### Data shown

--------

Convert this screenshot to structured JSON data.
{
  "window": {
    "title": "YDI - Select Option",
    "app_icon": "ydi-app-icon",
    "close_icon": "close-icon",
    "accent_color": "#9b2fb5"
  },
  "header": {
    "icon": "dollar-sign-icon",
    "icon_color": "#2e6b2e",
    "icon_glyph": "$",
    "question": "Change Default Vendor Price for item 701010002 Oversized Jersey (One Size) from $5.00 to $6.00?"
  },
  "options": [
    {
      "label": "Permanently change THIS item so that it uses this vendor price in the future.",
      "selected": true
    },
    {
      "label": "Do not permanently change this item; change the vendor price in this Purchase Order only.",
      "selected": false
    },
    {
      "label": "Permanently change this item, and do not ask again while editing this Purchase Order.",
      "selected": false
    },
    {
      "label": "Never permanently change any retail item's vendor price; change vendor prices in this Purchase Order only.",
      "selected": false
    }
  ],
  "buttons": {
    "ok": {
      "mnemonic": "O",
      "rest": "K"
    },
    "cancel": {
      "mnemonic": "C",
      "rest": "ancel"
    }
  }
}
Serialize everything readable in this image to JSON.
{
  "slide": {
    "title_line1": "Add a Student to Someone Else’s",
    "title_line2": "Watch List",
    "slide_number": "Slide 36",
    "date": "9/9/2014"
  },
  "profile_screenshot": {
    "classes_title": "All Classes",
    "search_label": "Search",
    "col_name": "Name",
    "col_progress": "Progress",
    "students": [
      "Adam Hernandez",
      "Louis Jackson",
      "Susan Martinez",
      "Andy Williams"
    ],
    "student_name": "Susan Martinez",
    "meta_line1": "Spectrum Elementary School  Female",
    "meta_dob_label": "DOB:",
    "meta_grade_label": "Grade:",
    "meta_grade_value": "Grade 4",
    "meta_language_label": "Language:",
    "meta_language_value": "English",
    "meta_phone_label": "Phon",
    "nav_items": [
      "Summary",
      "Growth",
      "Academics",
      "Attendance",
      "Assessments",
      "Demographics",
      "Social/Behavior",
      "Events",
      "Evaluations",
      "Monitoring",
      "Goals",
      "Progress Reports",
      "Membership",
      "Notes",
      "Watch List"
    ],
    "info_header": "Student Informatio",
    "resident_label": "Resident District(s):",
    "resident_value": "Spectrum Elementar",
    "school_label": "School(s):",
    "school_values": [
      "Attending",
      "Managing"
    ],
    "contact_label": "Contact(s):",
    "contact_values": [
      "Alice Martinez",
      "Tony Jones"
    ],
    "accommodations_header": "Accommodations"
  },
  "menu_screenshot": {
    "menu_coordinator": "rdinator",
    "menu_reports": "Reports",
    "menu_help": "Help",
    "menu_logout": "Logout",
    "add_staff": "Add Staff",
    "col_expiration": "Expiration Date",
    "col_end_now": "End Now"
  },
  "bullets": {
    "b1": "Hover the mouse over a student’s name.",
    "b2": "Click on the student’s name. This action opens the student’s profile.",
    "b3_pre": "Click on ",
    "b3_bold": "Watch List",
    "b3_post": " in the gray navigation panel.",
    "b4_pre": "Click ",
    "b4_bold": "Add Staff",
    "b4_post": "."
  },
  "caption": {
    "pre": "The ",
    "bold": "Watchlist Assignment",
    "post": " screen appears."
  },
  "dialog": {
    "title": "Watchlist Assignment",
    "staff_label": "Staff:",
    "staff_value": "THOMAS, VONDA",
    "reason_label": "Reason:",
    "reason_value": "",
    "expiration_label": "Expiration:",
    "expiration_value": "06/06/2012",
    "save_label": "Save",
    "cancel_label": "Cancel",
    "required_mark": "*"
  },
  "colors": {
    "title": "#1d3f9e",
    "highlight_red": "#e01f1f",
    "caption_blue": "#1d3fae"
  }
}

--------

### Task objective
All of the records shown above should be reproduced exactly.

### Finished task
Convert this screenshot to structured JSON data.
{
  "window": {
    "title": "YDI - Select Option",
    "app_icon": "ydi-app-icon",
    "close_icon": "close-icon",
    "accent_color": "#9b2fb5"
  },
  "header": {
    "icon": "dollar-sign-icon",
    "icon_color": "#2e6b2e",
    "icon_glyph": "$",
    "question": "Change Default Vendor Price for item 701010002 Oversized Jersey (One Size) from $5.00 to $6.00?"
  },
  "options": [
    {
      "label": "Permanently change THIS item so that it uses this vendor price in the future.",
      "selected": true
    },
    {
      "label": "Do not permanently change this item; change the vendor price in this Purchase Order only.",
      "selected": false
    },
    {
      "label": "Permanently change this item, and do not ask again while editing this Purchase Order.",
      "selected": false
    },
    {
      "label": "Never permanently change any retail item's vendor price; change vendor prices in this Purchase Order only.",
      "selected": false
    }
  ],
  "buttons": {
    "ok": {
      "mnemonic": "O",
      "rest": "K"
    },
    "cancel": {
      "mnemonic": "C",
      "rest": "ancel"
    }
  }
}
Serialize everything readable in this image to JSON.
{
  "slide": {
    "title_line1": "Add a Student to Someone Else’s",
    "title_line2": "Watch List",
    "slide_number": "Slide 36",
    "date": "9/9/2014"
  },
  "profile_screenshot": {
    "classes_title": "All Classes",
    "search_label": "Search",
    "col_name": "Name",
    "col_progress": "Progress",
    "students": [
      "Adam Hernandez",
      "Louis Jackson",
      "Susan Martinez",
      "Andy Williams"
    ],
    "student_name": "Susan Martinez",
    "meta_line1": "Spectrum Elementary School  Female",
    "meta_dob_label": "DOB:",
    "meta_grade_label": "Grade:",
    "meta_grade_value": "Grade 4",
    "meta_language_label": "Language:",
    "meta_language_value": "English",
    "meta_phone_label": "Phon",
    "nav_items": [
      "Summary",
      "Growth",
      "Academics",
      "Attendance",
      "Assessments",
      "Demographics",
      "Social/Behavior",
      "Events",
      "Evaluations",
      "Monitoring",
      "Goals",
      "Progress Reports",
      "Membership",
      "Notes",
      "Watch List"
    ],
    "info_header": "Student Informatio",
    "resident_label": "Resident District(s):",
    "resident_value": "Spectrum Elementar",
    "school_label": "School(s):",
    "school_values": [
      "Attending",
      "Managing"
    ],
    "contact_label": "Contact(s):",
    "contact_values": [
      "Alice Martinez",
      "Tony Jones"
    ],
    "accommodations_header": "Accommodations"
  },
  "menu_screenshot": {
    "menu_coordinator": "rdinator",
    "menu_reports": "Reports",
    "menu_help": "Help",
    "menu_logout": "Logout",
    "add_staff": "Add Staff",
    "col_expiration": "Expiration Date",
    "col_end_now": "End Now"
  },
  "bullets": {
    "b1": "Hover the mouse over a student’s name.",
    "b2": "Click on the student’s name. This action opens the student’s profile.",
    "b3_pre": "Click on ",
    "b3_bold": "Watch List",
    "b3_post": " in the gray navigation panel.",
    "b4_pre": "Click ",
    "b4_bold": "Add Staff",
    "b4_post": "."
  },
  "caption": {
    "pre": "The ",
    "bold": "Watchlist Assignment",
    "post": " screen appears."
  },
  "dialog": {
    "title": "Watchlist Assignment",
    "staff_label": "Staff:",
    "staff_value": "THOMAS, VONDA",
    "reason_label": "Reason:",
    "reason_value": "",
    "expiration_label": "Expiration:",
    "expiration_value": "06/06/2012",
    "save_label": "Save",
    "cancel_label": "Cancel",
    "required_mark": "*"
  },
  "colors": {
    "title": "#1d3f9e",
    "highlight_red": "#e01f1f",
    "caption_blue": "#1d3fae"
  }
}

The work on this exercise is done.